Sexual Problems are much more common than people think and can crop up at any time, and at any age.
Nearly all of us, at some point in our lives are likely to experience sexual problems of one sort or another.
They can be very difficult to talk to somebody about, so we would like to assure you that we will deal with you with respect and understanding.
As our sex lives are such a “personal” and integral part of our lives we can often feel too embarrassed to seek help, instead suffering needlessly and letting it affect our self esteem and also those closest to us.
Sexual problems are experienced in fairly equal proportions by both men and women, although men tend to ‘deny’ the existence of the problem and are much less likely to consult for professional help.
Due to the very personal nature of our sex lives, sexual problems that are not dealt with can lead to very powerful feelings of inadequacy, shame and low self esteem.
These feelings NEVER make the problem better or more manageable; in fact, they act in such a way as to further increase the problem creating a vicious circle.
It is important to be aware that one person’s “pleasure” is another person’s “perversion” and there are no hard and fast rules about what is “acceptable” or “unacceptable” – these are all subjective points of view.
There are, however, sexual practices, desires and orientations that are ILLEGAL and cannot be condoned regardless of subjective opinions, for example:
to mention just a few.
Associated Symptoms & Behaviours
People may also experience a number of symptoms and behaviours that may not seem to be directly related to any specific sexual problem including:
- Panic attacks.
- Avoidance strategies.
- Safety behaviours.
- Low self esteem.
Within the Power Threat Meaning Framework, these associated or secondary symptoms may be better thought of as threat responses and coping strategies that have been adopted in order to cope with the immediate problem.
Unfortunately, when faced with threats not everybody adopts threat responses that are ‘adaptive’ to the situation and may frequently choose approaches that end up being more harmful to mental and physical health in the longer term.
Despite this obvious paradox, it is important to recognise that nobody deliberately chooses ‘maladaptive’ coping mechanisms that result in more harm than good.
At some level, the choice of threat response made complete sense (was coherent) at the time the threat was originally experienced, and this may have been in childhood at a time when less personal resources were available.
Want to Find Out More?
If you’d like to find out more about overcoming Sexual Problems using a psychosocial approach, then why not arrange a free initial consultation with us.
During this consultation we will discuss your particular problem, what it means to you and the potential solutions that are available.
We provide a safe, confidential and non-judgemental environment without any obligation for you to commit to any psychotherapy programmes or sessions going forward.

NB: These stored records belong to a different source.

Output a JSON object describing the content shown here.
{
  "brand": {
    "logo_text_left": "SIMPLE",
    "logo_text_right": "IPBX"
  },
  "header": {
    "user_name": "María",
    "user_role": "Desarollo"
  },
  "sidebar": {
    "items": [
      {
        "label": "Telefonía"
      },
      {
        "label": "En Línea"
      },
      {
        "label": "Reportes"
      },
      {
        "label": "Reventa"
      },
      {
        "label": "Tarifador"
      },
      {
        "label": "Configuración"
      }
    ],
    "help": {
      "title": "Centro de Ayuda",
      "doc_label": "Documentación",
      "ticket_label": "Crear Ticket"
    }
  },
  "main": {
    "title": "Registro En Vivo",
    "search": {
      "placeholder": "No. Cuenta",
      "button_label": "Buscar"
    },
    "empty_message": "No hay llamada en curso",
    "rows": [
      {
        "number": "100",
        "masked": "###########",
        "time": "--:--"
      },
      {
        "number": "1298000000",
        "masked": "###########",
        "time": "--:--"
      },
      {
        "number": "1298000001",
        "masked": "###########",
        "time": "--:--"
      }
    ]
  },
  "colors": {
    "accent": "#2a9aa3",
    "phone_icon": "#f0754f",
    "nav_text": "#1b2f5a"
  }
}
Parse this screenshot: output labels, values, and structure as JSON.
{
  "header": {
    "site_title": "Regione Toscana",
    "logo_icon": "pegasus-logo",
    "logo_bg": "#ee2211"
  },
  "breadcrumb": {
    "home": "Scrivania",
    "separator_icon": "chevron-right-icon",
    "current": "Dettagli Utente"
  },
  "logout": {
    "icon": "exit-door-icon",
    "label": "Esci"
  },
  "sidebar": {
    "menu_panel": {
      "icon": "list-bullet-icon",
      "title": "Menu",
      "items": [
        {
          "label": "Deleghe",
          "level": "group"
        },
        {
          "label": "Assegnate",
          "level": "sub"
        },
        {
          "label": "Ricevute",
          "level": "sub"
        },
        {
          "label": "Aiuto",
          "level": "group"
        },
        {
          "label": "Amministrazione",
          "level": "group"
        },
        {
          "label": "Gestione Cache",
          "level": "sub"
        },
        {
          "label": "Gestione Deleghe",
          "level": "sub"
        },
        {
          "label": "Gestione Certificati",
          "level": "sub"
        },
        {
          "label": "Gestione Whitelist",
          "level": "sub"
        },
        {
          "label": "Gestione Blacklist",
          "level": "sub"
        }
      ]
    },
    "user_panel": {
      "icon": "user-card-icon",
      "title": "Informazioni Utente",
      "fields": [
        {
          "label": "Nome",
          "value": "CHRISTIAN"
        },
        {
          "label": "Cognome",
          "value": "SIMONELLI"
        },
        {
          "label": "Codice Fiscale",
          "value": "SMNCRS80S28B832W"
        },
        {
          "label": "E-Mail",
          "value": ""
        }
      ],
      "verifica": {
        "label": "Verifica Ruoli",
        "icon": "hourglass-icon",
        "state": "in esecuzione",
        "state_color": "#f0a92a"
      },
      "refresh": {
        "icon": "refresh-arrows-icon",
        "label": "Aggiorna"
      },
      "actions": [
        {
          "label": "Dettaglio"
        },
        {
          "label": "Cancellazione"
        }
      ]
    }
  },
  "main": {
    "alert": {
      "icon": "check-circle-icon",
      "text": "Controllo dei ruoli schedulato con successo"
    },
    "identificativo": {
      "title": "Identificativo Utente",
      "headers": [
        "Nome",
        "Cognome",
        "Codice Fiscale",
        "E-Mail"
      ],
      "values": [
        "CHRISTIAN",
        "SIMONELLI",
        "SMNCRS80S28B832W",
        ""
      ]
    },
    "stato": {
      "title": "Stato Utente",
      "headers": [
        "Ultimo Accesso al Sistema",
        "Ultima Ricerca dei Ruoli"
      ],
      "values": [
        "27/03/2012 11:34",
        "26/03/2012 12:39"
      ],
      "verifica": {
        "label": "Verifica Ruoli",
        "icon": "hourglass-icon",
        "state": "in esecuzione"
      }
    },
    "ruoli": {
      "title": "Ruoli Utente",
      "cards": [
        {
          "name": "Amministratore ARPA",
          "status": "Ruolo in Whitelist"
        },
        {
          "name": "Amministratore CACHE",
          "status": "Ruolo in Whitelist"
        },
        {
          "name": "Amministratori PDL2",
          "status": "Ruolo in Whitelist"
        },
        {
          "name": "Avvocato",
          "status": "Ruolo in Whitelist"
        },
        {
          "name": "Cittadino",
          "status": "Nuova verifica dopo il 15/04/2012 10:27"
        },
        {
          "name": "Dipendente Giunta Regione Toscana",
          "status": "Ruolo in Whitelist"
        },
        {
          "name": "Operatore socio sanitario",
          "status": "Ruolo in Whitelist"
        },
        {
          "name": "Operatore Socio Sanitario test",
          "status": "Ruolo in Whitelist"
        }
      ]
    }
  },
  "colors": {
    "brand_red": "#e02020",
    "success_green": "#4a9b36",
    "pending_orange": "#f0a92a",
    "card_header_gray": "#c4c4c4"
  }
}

This initial consultation will give you the opportunity to consider the merits of the psychosocial perspective as well as the chance to find out what Paul or Joan are like as individuals.